TASK DATA
+ + +

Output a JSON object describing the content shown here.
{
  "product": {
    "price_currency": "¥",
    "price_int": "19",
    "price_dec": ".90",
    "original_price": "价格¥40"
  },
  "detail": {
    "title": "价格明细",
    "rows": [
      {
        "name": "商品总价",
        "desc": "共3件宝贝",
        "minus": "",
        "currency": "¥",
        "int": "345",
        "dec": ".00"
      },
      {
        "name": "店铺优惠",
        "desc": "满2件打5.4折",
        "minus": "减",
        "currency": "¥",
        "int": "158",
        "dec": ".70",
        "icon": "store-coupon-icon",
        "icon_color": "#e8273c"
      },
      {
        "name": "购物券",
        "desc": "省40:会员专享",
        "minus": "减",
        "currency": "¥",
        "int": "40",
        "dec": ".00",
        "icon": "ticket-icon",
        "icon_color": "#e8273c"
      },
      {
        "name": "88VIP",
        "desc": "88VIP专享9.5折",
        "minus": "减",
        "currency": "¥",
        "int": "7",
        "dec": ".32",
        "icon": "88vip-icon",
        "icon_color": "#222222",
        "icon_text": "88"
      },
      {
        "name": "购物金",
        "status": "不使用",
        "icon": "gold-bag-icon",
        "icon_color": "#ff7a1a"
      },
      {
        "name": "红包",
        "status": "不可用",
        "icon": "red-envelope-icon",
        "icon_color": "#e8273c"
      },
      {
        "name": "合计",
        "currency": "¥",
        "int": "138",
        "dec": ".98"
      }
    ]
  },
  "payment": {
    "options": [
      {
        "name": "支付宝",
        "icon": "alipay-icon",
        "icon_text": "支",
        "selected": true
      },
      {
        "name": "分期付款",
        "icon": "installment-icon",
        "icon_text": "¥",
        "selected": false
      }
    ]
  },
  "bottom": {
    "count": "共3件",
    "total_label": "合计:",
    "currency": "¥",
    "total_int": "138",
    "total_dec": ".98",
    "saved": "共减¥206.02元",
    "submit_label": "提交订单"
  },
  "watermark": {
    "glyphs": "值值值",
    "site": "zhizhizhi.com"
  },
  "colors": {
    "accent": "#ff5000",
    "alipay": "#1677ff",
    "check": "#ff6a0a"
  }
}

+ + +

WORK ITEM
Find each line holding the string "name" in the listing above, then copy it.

EXERCISE SOLUTION
        "name": "商品总价",
        "name": "店铺优惠",
        "name": "购物券",
        "name": "88VIP",
        "name": "购物金",
        "name": "红包",
        "name": "合计",
        "name": "支付宝",
        "name": "分期付款",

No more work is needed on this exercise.